* [Task to carry out]: Search the records below for the word "with". Pull out each line that has it.
- - - -
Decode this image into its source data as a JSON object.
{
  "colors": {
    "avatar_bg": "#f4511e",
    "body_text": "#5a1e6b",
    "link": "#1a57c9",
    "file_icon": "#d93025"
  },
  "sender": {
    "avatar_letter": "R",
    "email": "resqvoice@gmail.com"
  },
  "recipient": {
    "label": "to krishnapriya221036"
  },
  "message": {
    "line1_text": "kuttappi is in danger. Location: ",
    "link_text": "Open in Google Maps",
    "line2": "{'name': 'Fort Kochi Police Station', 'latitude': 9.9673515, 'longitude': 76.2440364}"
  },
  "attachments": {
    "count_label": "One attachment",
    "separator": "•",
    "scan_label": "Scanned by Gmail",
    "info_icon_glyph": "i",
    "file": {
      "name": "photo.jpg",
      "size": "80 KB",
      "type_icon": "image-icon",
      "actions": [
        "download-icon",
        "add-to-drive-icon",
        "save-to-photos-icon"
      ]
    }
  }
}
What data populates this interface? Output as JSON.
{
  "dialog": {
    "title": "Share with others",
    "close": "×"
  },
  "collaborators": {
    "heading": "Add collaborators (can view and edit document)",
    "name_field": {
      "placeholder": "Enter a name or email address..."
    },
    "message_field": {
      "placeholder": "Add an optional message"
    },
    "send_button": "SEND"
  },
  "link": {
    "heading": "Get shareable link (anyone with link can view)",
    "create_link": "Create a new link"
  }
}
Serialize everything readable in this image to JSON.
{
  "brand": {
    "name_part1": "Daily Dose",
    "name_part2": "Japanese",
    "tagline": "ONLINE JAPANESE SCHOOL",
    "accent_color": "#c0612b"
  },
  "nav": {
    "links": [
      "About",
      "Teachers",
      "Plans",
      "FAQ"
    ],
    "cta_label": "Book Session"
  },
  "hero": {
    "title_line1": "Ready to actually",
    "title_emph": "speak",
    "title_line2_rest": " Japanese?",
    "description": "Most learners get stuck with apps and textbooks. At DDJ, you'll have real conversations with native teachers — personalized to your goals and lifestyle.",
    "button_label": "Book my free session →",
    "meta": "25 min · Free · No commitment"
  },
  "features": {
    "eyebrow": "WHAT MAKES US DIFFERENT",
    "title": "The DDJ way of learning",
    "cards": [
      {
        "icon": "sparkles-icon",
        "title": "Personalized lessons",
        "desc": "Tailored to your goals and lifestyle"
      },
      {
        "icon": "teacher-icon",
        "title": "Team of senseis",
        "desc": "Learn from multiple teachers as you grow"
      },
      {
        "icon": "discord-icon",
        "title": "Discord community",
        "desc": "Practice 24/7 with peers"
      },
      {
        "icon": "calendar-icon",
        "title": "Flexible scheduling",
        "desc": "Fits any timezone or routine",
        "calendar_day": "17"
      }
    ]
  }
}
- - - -
* [Solution for this task]:
    "title": "Share with others",
    "heading": "Get shareable link (anyone with link can view)",
    "description": "Most learners get stuck with apps and textbooks. At DDJ, you'll have real conversations with native teachers — personalized to your goals and lifestyle.",
        "desc": "Practice 24/7 with peers"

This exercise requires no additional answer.